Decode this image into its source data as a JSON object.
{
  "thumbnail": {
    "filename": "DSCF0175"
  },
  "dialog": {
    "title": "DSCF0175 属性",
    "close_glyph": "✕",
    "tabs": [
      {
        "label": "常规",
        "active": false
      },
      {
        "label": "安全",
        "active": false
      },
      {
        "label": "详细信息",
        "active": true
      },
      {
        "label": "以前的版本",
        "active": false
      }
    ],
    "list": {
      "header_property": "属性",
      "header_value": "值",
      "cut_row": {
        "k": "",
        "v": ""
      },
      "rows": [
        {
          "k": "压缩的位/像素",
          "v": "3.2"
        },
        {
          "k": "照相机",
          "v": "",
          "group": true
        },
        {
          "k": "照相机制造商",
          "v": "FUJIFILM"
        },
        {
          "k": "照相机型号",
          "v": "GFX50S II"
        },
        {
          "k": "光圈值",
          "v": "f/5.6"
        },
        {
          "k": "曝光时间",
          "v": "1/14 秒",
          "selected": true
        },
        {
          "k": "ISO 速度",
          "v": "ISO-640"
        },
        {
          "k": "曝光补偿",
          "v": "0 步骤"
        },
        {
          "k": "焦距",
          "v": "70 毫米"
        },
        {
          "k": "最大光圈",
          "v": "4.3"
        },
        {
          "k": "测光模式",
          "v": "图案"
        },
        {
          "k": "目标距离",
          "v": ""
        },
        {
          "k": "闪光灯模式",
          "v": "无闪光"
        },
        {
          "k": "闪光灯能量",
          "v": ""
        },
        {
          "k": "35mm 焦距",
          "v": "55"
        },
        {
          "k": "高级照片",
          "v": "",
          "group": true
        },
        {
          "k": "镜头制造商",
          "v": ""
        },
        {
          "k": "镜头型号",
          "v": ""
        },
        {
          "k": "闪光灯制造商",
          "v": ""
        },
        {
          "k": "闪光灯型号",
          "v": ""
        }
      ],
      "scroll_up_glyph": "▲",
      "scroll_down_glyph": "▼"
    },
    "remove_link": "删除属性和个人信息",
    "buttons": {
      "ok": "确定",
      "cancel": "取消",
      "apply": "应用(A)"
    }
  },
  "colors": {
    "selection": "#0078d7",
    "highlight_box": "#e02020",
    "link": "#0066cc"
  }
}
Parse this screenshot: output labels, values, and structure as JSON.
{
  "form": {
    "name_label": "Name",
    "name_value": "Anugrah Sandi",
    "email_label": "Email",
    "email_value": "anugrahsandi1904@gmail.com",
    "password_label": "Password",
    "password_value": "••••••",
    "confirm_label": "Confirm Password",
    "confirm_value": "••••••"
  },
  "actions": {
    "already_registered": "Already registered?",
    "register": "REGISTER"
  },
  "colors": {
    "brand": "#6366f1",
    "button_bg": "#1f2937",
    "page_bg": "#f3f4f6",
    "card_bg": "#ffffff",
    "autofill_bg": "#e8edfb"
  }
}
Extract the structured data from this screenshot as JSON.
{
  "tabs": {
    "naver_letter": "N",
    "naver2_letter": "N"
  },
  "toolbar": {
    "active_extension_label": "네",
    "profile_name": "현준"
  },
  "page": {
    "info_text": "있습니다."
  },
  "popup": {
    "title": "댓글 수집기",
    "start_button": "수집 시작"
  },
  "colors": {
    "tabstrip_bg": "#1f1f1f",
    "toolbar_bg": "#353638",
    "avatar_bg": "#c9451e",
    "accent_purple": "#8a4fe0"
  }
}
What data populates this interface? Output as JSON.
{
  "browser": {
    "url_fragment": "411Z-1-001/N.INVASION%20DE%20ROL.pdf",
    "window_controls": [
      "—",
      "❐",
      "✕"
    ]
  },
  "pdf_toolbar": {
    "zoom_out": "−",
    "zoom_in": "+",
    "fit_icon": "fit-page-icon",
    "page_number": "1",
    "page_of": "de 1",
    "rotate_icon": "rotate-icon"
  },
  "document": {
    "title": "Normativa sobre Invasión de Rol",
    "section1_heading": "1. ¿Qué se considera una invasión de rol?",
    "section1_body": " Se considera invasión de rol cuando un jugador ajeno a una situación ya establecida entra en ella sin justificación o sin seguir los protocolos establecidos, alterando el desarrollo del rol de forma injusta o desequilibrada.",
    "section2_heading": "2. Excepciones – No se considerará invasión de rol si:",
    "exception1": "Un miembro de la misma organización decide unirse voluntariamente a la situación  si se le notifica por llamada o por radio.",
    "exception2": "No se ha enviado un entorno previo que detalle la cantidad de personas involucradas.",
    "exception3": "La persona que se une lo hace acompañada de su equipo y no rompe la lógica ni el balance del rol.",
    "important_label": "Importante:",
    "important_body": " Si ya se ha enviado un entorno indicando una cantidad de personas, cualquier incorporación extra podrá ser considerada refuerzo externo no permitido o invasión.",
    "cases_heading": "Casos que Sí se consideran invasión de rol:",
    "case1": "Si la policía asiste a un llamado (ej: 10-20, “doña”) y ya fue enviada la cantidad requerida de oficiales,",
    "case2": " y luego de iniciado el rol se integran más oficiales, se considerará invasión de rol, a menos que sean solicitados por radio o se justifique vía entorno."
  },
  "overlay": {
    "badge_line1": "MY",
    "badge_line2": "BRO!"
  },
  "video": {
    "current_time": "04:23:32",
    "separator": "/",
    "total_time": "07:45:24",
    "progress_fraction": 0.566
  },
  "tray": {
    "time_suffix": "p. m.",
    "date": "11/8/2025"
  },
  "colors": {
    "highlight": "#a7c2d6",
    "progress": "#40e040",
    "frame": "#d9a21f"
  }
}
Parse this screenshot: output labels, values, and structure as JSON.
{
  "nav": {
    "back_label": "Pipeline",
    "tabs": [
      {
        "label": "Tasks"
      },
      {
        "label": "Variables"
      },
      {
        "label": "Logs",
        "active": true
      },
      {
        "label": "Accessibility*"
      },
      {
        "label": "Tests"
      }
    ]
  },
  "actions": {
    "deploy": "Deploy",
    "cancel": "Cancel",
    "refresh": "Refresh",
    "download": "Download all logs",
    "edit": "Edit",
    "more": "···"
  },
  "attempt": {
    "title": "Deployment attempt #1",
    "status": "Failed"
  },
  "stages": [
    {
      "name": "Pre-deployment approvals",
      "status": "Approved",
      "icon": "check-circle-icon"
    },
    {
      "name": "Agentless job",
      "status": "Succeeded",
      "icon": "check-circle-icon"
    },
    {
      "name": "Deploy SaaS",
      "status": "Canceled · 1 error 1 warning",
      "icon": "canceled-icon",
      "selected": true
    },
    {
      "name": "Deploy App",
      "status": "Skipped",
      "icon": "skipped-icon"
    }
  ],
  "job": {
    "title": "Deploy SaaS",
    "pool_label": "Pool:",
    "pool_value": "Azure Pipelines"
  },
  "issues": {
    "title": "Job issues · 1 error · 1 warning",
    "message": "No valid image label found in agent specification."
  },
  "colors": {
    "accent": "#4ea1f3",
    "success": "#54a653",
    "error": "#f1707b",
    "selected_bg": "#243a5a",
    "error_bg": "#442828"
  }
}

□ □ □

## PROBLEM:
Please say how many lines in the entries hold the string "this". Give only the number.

## PROBLEM SOLUTION:
5